In 1998, the Garonne separated the winners from the losers. In somewhat of a sleeper year, the Right Bank appellations fared much better, producing some truly great wines, while those on the Left struggled with both a crop that was slow to mature and a large amount of late season rain that kept grapes from fully ripening. Though there are some good to very good Left Bank wines, they are much more inconsistent overall.
The preceding winter was fairly mild, but spring of 1998 was late and cool. April and May were damp and received below average sunshine, but flowering was nevertheless successful. In June and July, the challenging weather continued, as periods of hot and cold alternated throughout; the ripening cycle was sluggish as a result. By the end of July, there was increasing concern that unless conditions improved, it would be difficult for the grapes to achieve necessary levels of ripeness. August brought a glimmer of hope, as conditions were dry, warm, and sunny — even hot on occasion. Isolated hailstorms hit Pomerol hard and obliged growers to implement some pretty severe green harvesting to get rid of the damaged bunches. This was a factor in the appellation’s excellent performance, as the reduced crop yields set the stage for better ripening and more concentrated grapes.
September brought just enough rain to revive the vines after the dry spell in August, and the Right Bank harvest began under excellent conditions. Early-ripening Merlot did well and came into cellars with excellent maturity. Pomerol is probably the top performer, with Saint Emilion running neck and neck, both producing lovely, concentrated, and balanced wines — the best since 1990. For some Chateaux in Pomerol, 1998 is considered even better than 2000. Overall, it is a year of beautiful and polished Right Bank wines, the best of which are now in their prime.

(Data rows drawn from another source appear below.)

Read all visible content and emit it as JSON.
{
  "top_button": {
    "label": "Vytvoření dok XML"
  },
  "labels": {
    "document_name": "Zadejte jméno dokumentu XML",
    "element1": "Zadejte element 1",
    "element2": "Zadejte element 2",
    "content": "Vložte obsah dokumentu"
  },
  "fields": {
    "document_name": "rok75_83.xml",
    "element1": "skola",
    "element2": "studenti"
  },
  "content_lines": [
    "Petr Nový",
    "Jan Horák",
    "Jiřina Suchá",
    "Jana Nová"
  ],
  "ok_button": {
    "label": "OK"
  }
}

On the Left Bank, it’s a slightly different story. Unlike Merlot, late-ripening Cabernet was still on the vine when heavy rain arrived at the end of September. Many of the resulting wines show a hard edge to the tannins, a lack of depth and concentration, and a little green character.

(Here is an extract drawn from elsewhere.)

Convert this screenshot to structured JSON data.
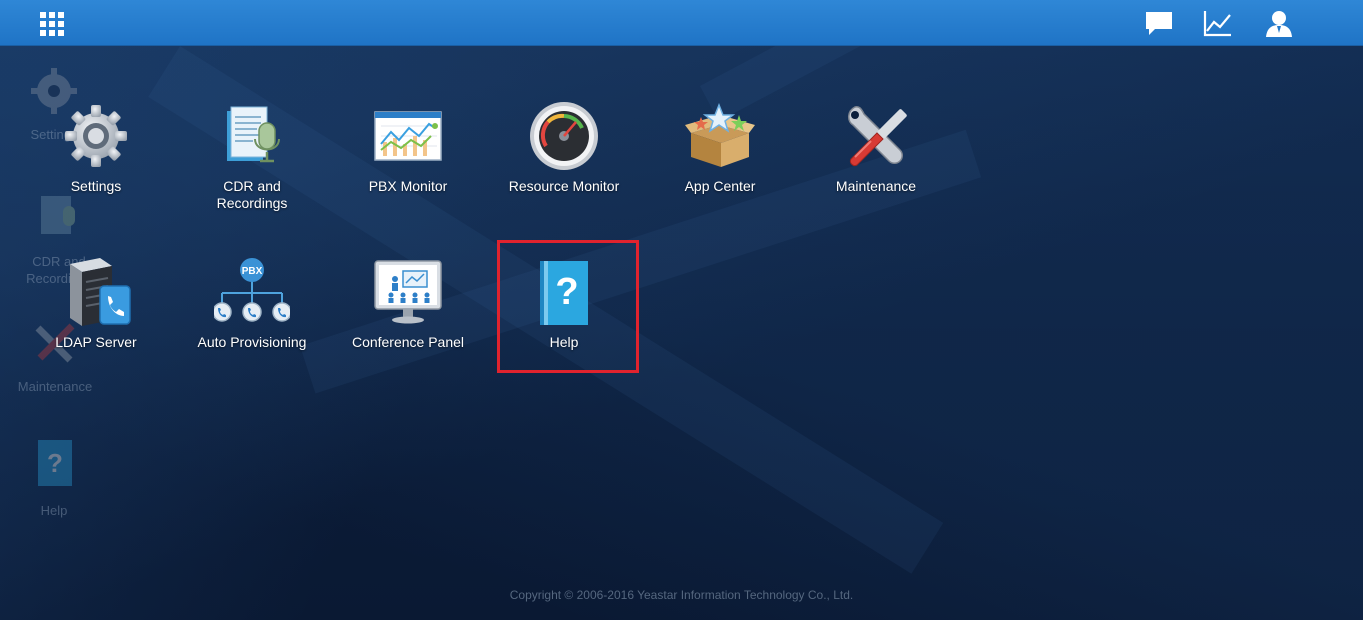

Selection was key, and those who best managed the vineyards and cellars have been able to produce some very good wines. There is no doubt, however, that the Right Bank is the winner.